### TASK STATEMENT
Read the data below. Every line holding the string "comment" must be copied.
Start of INFORMATION SUPPLIED
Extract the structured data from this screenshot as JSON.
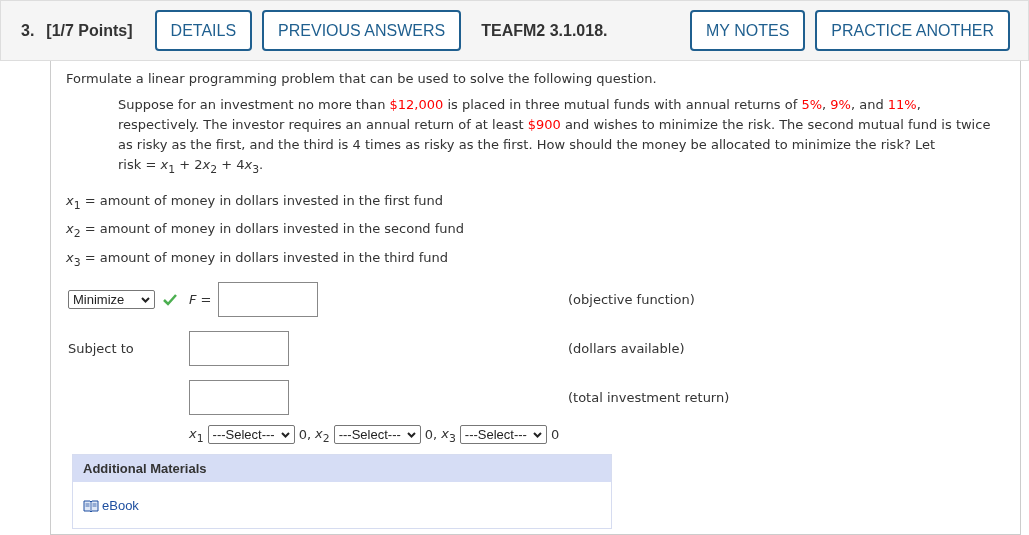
{
  "header": {
    "number": "3.",
    "points": "[1/7 Points]",
    "buttons": [
      {
        "label": "DETAILS"
      },
      {
        "label": "PREVIOUS ANSWERS"
      }
    ],
    "code": "TEAFM2 3.1.018.",
    "right_buttons": [
      {
        "label": "MY NOTES"
      },
      {
        "label": "PRACTICE ANOTHER"
      }
    ]
  },
  "instruction": "Formulate a linear programming problem that can be used to solve the following question.",
  "problem": [
    {
      "text": "Suppose for an investment no more than ",
      "highlight": false
    },
    {
      "text": "$12,000",
      "highlight": true
    },
    {
      "text": " is placed in three mutual funds with annual returns of ",
      "highlight": false
    },
    {
      "text": "5%",
      "highlight": true
    },
    {
      "text": ", ",
      "highlight": false
    },
    {
      "text": "9%",
      "highlight": true
    },
    {
      "text": ", and ",
      "highlight": false
    },
    {
      "text": "11%",
      "highlight": true
    },
    {
      "text": ", respectively. The investor requires an annual return of at least ",
      "highlight": false
    },
    {
      "text": "$900",
      "highlight": true
    },
    {
      "text": " and wishes to minimize the risk. The second mutual fund is twice as risky as the first, and the third is 4 times as risky as the first. How should the money be allocated to minimize the risk? Let ",
      "highlight": false
    }
  ],
  "risk_formula": [
    "risk = *x*$_{1}$ + 2",
    "*x*$_{2}$ + 4",
    "*x*$_{3}$."
  ],
  "variables": [
    "*x*$_{1}$ = amount of money in dollars invested in the first fund",
    "*x*$_{2}$ = amount of money in dollars invested in the second fund",
    "*x*$_{3}$ = amount of money in dollars invested in the third fund"
  ],
  "objective": {
    "select": "Minimize",
    "correct": true,
    "label": "*F* =",
    "comment": "(objective function)"
  },
  "subject_to": "Subject to",
  "constraints": [
    {
      "comment": "(dollars available)"
    },
    {
      "comment": "(total investment return)"
    }
  ],
  "nonnegativity": [
    {
      "var": "*x*$_{1}$",
      "select": "---Select---",
      "after": "0,"
    },
    {
      "var": "*x*$_{2}$",
      "select": "---Select---",
      "after": "0,"
    },
    {
      "var": "*x*$_{3}$",
      "select": "---Select---",
      "after": "0"
    }
  ],
  "materials": {
    "title": "Additional Materials",
    "link": "eBook"
  }
}
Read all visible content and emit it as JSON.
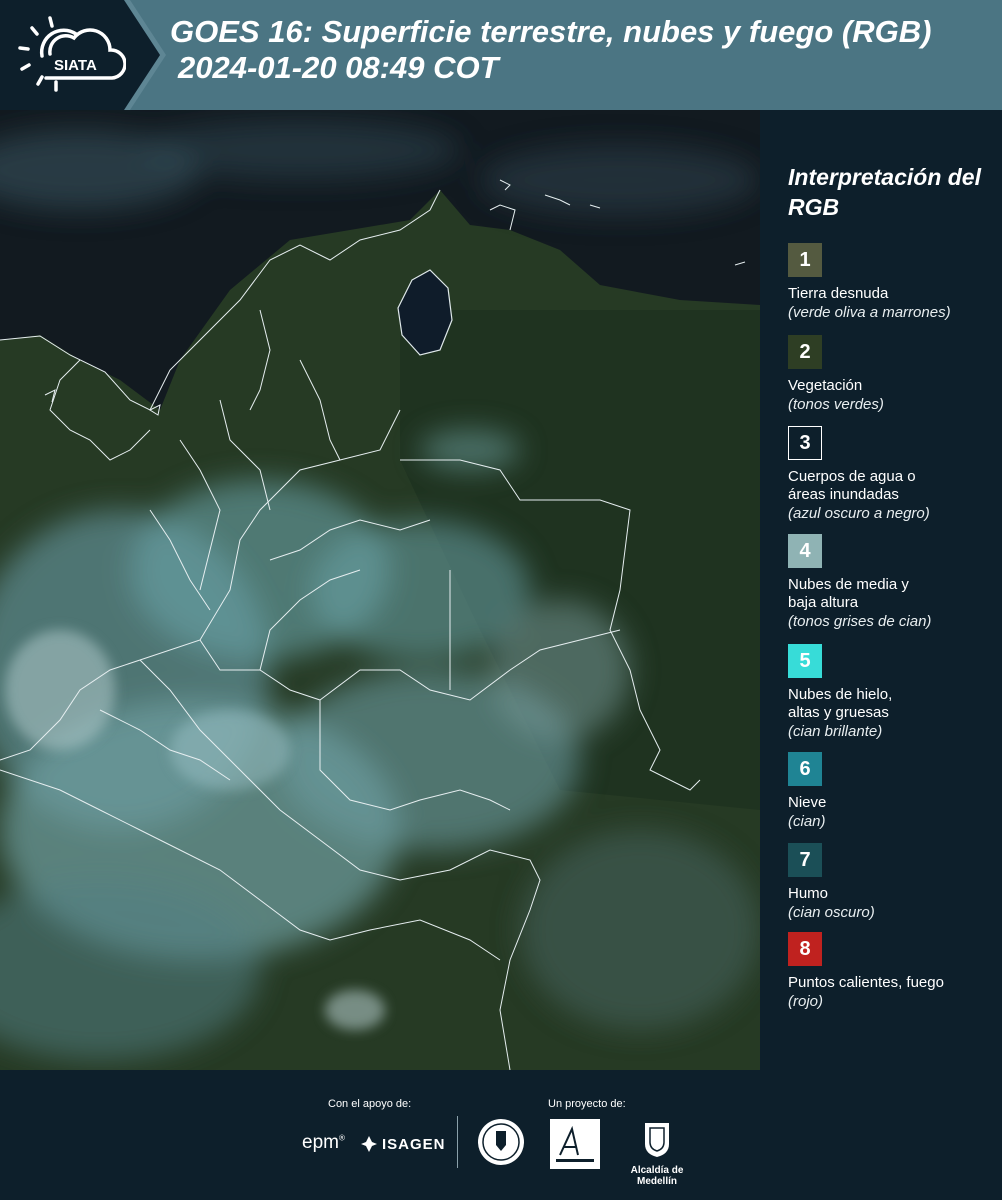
{
  "header": {
    "brand": "SIATA",
    "title_line1": "GOES 16: Superficie terrestre, nubes y fuego (RGB)",
    "title_line2": "2024-01-20 08:49 COT"
  },
  "legend": {
    "title": "Interpretación del RGB",
    "items": [
      {
        "number": "1",
        "label": "Tierra desnuda",
        "note": "(verde oliva a marrones)",
        "color": "#545a40"
      },
      {
        "number": "2",
        "label": "Vegetación",
        "note": "(tonos verdes)",
        "color": "#2e3e24"
      },
      {
        "number": "3",
        "label": "Cuerpos de agua o\náreas inundadas",
        "note": "(azul oscuro a negro)",
        "color": "#0d1f2b"
      },
      {
        "number": "4",
        "label": "Nubes de media y\nbaja altura",
        "note": "(tonos grises de cian)",
        "color": "#8fb3b4"
      },
      {
        "number": "5",
        "label": "Nubes de hielo,\naltas y gruesas",
        "note": "(cian brillante)",
        "color": "#37dcd8"
      },
      {
        "number": "6",
        "label": "Nieve",
        "note": "(cian)",
        "color": "#1f8494"
      },
      {
        "number": "7",
        "label": "Humo",
        "note": "(cian oscuro)",
        "color": "#1b4f57"
      },
      {
        "number": "8",
        "label": "Puntos calientes, fuego",
        "note": "(rojo)",
        "color": "#c0221f"
      }
    ]
  },
  "footer": {
    "support_label": "Con el apoyo de:",
    "project_label": "Un proyecto de:",
    "sponsor1": "epm",
    "sponsor2": "ISAGEN",
    "partner_alcaldia": "Alcaldía de Medellín"
  }
}
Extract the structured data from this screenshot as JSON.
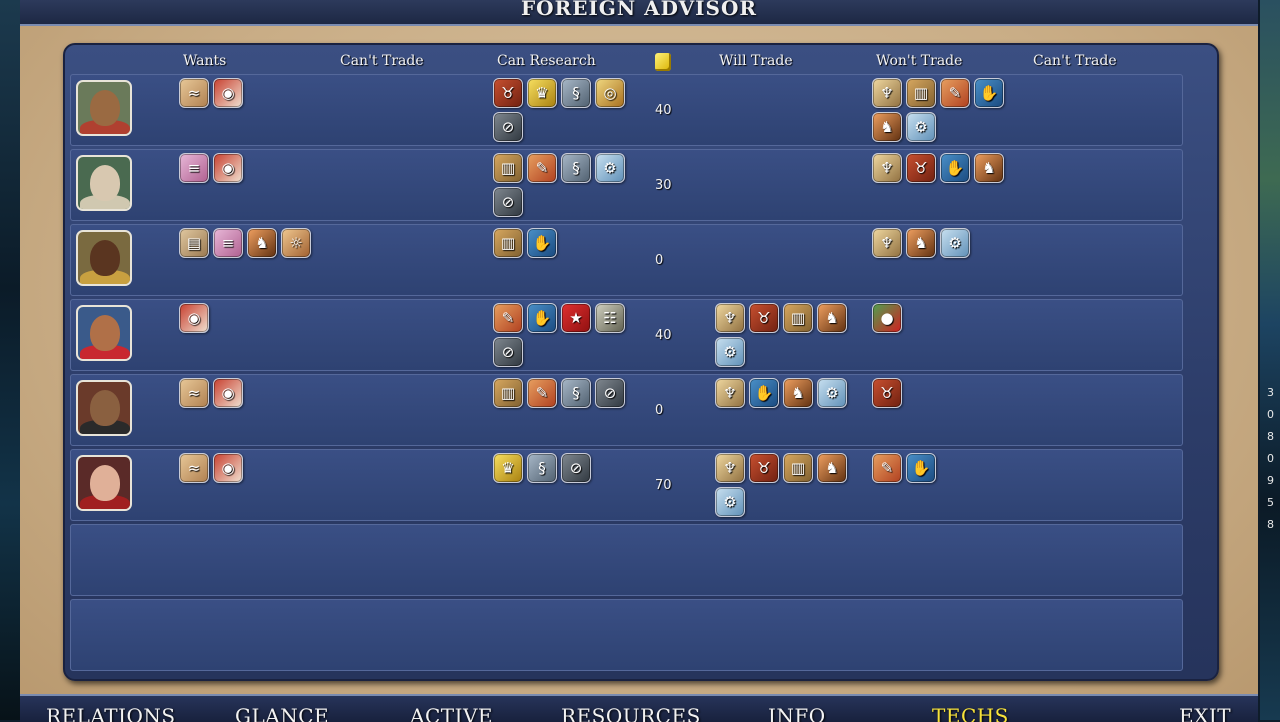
{
  "title": "FOREIGN ADVISOR",
  "headers": {
    "wants": "Wants",
    "cant_trade_1": "Can't Trade",
    "can_research": "Can Research",
    "gold_icon": "gold-coins-icon",
    "will_trade": "Will Trade",
    "wont_trade": "Won't Trade",
    "cant_trade_2": "Can't Trade"
  },
  "colors": {
    "portraits": [
      "#9a6a42",
      "#d8c8b0",
      "#5a3520",
      "#b07048",
      "#8a6040",
      "#e0b098"
    ],
    "portrait_bg": [
      "#6a7a5a",
      "#4a6a50",
      "#7a6a40",
      "#3a5a8a",
      "#6a3a2a",
      "#5a2a28"
    ],
    "portrait_body": [
      "#b04030",
      "#d0c8b0",
      "#c8a040",
      "#c82830",
      "#2a2a2a",
      "#a02020"
    ]
  },
  "tech_styles": {
    "ox": {
      "bg": "linear-gradient(135deg,#e8c898,#b08050)",
      "glyph": "≈"
    },
    "eye": {
      "bg": "linear-gradient(135deg,#c84030,#f0e0d0)",
      "glyph": "◉"
    },
    "scroll": {
      "bg": "linear-gradient(135deg,#e8b8d8,#b06090)",
      "glyph": "≡"
    },
    "buffalo": {
      "bg": "linear-gradient(135deg,#c85030,#702010)",
      "glyph": "♉"
    },
    "crown": {
      "bg": "linear-gradient(135deg,#f8e060,#a88010)",
      "glyph": "♛"
    },
    "snake": {
      "bg": "linear-gradient(135deg,#a8b8c8,#506070)",
      "glyph": "§"
    },
    "coins": {
      "bg": "linear-gradient(135deg,#f0d880,#a87020)",
      "glyph": "◎"
    },
    "wheel": {
      "bg": "linear-gradient(135deg,#808890,#303840)",
      "glyph": "⊘"
    },
    "parchment": {
      "bg": "linear-gradient(135deg,#e0c8a0,#9a7850)",
      "glyph": "▤"
    },
    "map": {
      "bg": "linear-gradient(135deg,#e8a060,#b04020)",
      "glyph": "✎"
    },
    "machine": {
      "bg": "linear-gradient(135deg,#c8e0f0,#6090b8)",
      "glyph": "⚙"
    },
    "hand": {
      "bg": "linear-gradient(135deg,#4a90c8,#1a4a80)",
      "glyph": "✋"
    },
    "tablet": {
      "bg": "linear-gradient(135deg,#d8a860,#806030)",
      "glyph": "▥"
    },
    "horse": {
      "bg": "linear-gradient(135deg,#f0a060,#603010)",
      "glyph": "♞"
    },
    "compass": {
      "bg": "linear-gradient(135deg,#f0c890,#a06030)",
      "glyph": "☼"
    },
    "idol": {
      "bg": "linear-gradient(135deg,#f0d8a0,#907040)",
      "glyph": "♆"
    },
    "flag": {
      "bg": "linear-gradient(135deg,#e03030,#901010)",
      "glyph": "★"
    },
    "ladder": {
      "bg": "linear-gradient(135deg,#d0d0c0,#606050)",
      "glyph": "☷"
    },
    "school": {
      "bg": "linear-gradient(135deg,#50a050,#d02020)",
      "glyph": "●"
    }
  },
  "rows": [
    {
      "leader": "native-chief-portrait",
      "wants": [
        "ox",
        "eye"
      ],
      "cant_trade": [],
      "can_research": [
        "buffalo",
        "crown",
        "snake",
        "coins",
        "wheel"
      ],
      "gold": "40",
      "will_trade": [],
      "wont_trade": [
        "idol",
        "tablet",
        "map",
        "hand",
        "horse",
        "machine"
      ],
      "cant_trade_2": []
    },
    {
      "leader": "roman-leader-portrait",
      "wants": [
        "scroll",
        "eye"
      ],
      "cant_trade": [],
      "can_research": [
        "tablet",
        "map",
        "snake",
        "machine",
        "wheel"
      ],
      "gold": "30",
      "will_trade": [],
      "wont_trade": [
        "idol",
        "buffalo",
        "hand",
        "horse"
      ],
      "cant_trade_2": []
    },
    {
      "leader": "african-king-portrait",
      "wants": [
        "parchment",
        "scroll",
        "horse",
        "compass"
      ],
      "cant_trade": [],
      "can_research": [
        "tablet",
        "hand"
      ],
      "gold": "0",
      "will_trade": [],
      "wont_trade": [
        "idol",
        "horse",
        "machine"
      ],
      "cant_trade_2": []
    },
    {
      "leader": "indian-leader-portrait",
      "wants": [
        "eye"
      ],
      "cant_trade": [],
      "can_research": [
        "map",
        "hand",
        "flag",
        "ladder",
        "wheel"
      ],
      "gold": "40",
      "will_trade": [
        "idol",
        "buffalo",
        "tablet",
        "horse",
        "machine"
      ],
      "wont_trade": [
        "school"
      ],
      "cant_trade_2": []
    },
    {
      "leader": "mongol-khan-portrait",
      "wants": [
        "ox",
        "eye"
      ],
      "cant_trade": [],
      "can_research": [
        "tablet",
        "map",
        "snake",
        "wheel"
      ],
      "gold": "0",
      "will_trade": [
        "idol",
        "hand",
        "horse",
        "machine"
      ],
      "wont_trade": [
        "buffalo"
      ],
      "cant_trade_2": []
    },
    {
      "leader": "queen-portrait",
      "wants": [
        "ox",
        "eye"
      ],
      "cant_trade": [],
      "can_research": [
        "crown",
        "snake",
        "wheel"
      ],
      "gold": "70",
      "will_trade": [
        "idol",
        "buffalo",
        "tablet",
        "horse",
        "machine"
      ],
      "wont_trade": [
        "map",
        "hand"
      ],
      "cant_trade_2": []
    }
  ],
  "tabs": [
    "RELATIONS",
    "GLANCE",
    "ACTIVE",
    "RESOURCES",
    "INFO",
    "TECHS",
    "EXIT"
  ],
  "active_tab": "TECHS",
  "side_numbers": [
    "3",
    "0",
    "8",
    "0",
    "9",
    "5",
    "8"
  ]
}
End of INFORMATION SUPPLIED
### EXERCISE RESULT
    "comment": "(objective function)"
      "comment": "(dollars available)"
      "comment": "(total investment return)"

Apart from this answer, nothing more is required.